A Pennsylvania railway worker was electrocuted as he inspected a railroad bridge from a bucket truck in Colesville, N.Y., the Associated Press reported recently. Police said the man came into contact with a power line. The federal Occupational Safety and Health Administration was investigating.
Electrical injuries are among the “fatal four” leading causes of worker deaths in the United States, according to OSHA. Electrocutions, along with falls, being struck by an object, and being caught between objects, are responsible for almost three of five worker deaths each year.
Electrocutions accounted for 9 percent of all worker deaths in 2011, when 69 workers were killed as a result of electricity-related injury. “Controlling hazardous energy” was the fifth most commonly cited safety violation by OSHA that year.
Unfortunately, workers in the construction industry often come into contact with live electricity. Even brief contact with a high-voltage wire can cause fatal injuries.
OSHA recommends that workers who work near overhead power lines take the following precautions:
- Look for overhead power lines and buried power line indicators.
- Stay at least 10 feet away from overhead power lines and assume they are energized.
- De-energize and ground lines when working near them.
- Use non-conductive wood or fiberglass ladders when working near power lines.
While no amount of money will bring a loved one back, if a member of your family was fatally injured on the job in Pennsylvania, you may be entitled to survivor benefits through the Worker’s Compensation.

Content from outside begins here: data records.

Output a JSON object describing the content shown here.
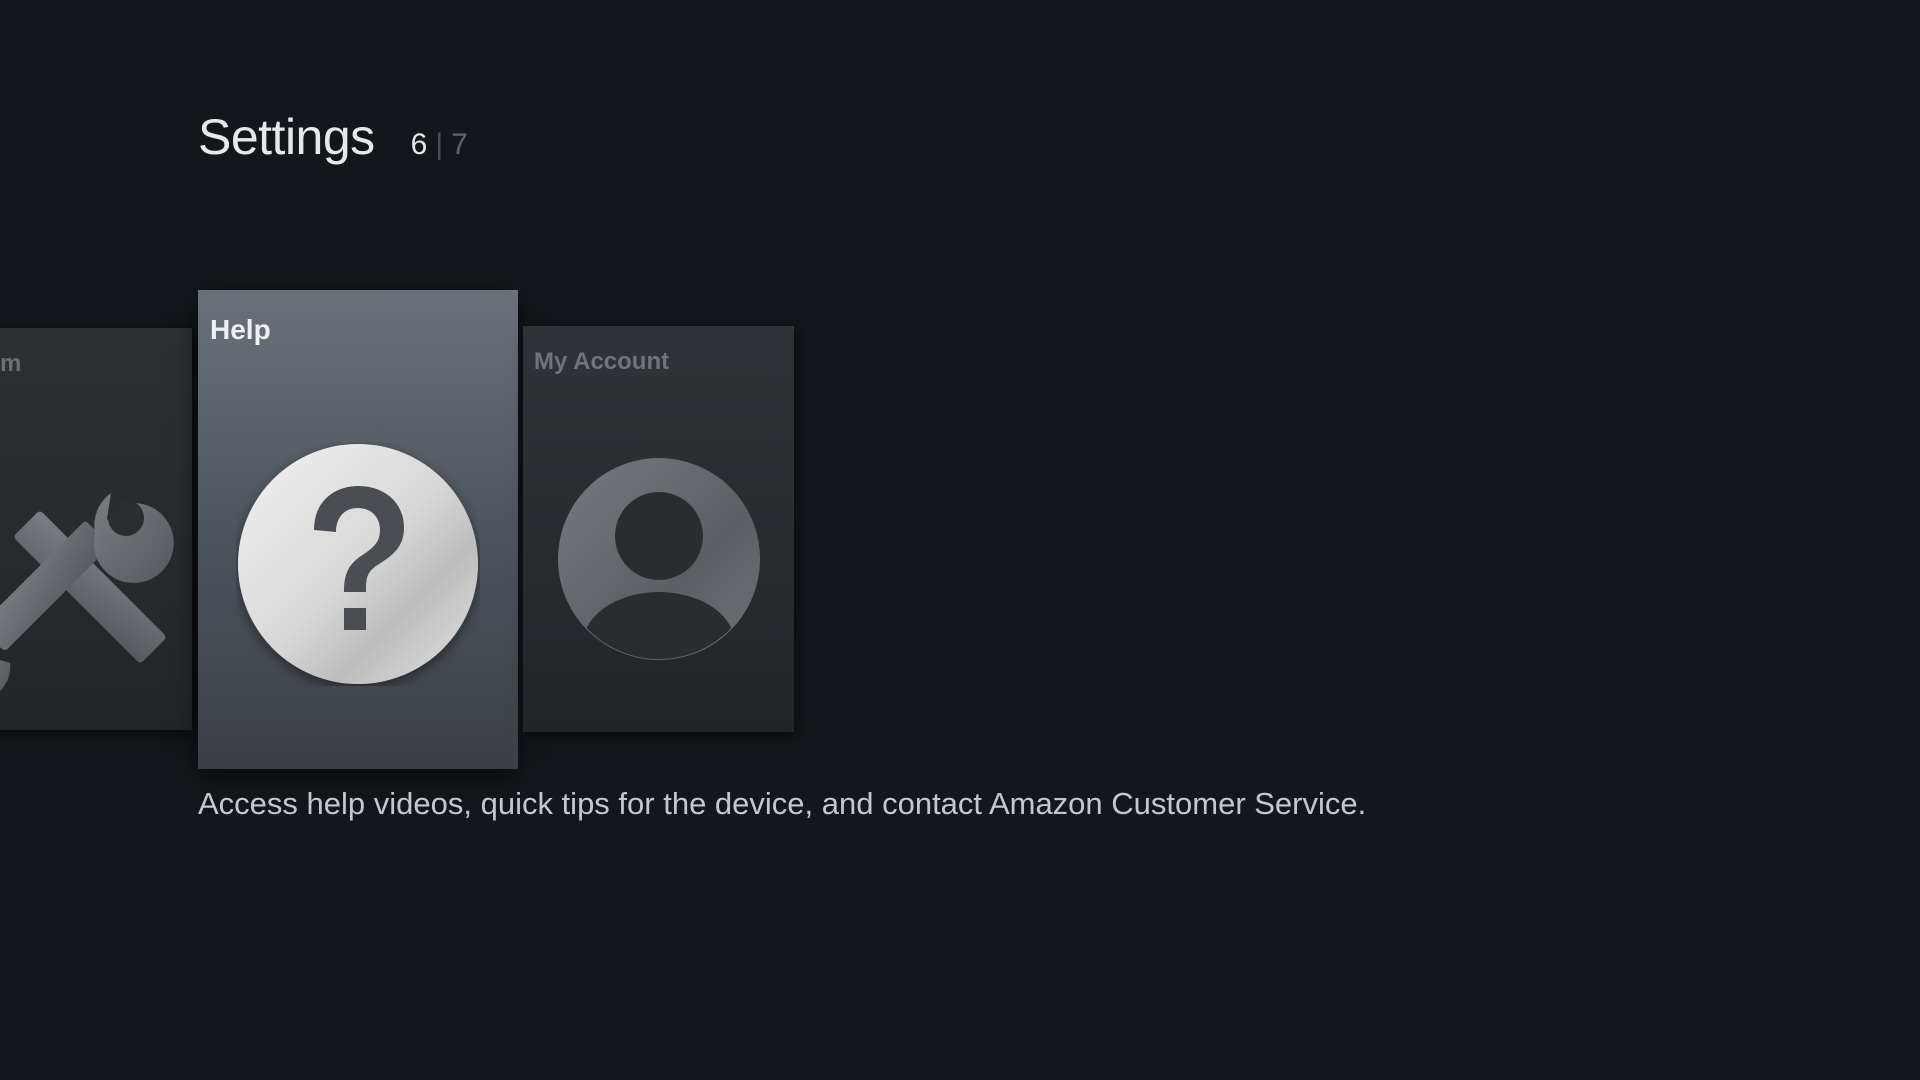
{
  "header": {
    "title": "Settings",
    "pager": {
      "current": "6",
      "separator": "|",
      "total": "7"
    }
  },
  "tiles": [
    {
      "label": "System",
      "visible_label": "m",
      "icon": "tools-icon",
      "state": "partial"
    },
    {
      "label": "Help",
      "icon": "help-question-icon",
      "state": "focused"
    },
    {
      "label": "My Account",
      "icon": "user-account-icon",
      "state": "normal"
    }
  ],
  "description": "Access help videos, quick tips for the device, and contact Amazon Customer Service.",
  "colors": {
    "background": "#13171b",
    "focused_tile_top": "#6b7178",
    "focused_tile_bottom": "#3c4046",
    "tile": "#2a2e31",
    "text_primary": "#e6e8ea",
    "text_muted": "#6f7479"
  }
}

Although the workers’ compensation system is intended to protect injured workers and their families, it can be difficult to navigate. If you have questions or concerns about your legal rights to compensation, contact the Philadelphia workplace injury attorneys at Shor & Levin, the Bulldog Lawyers, at 855-631-5084 or use our online contact form.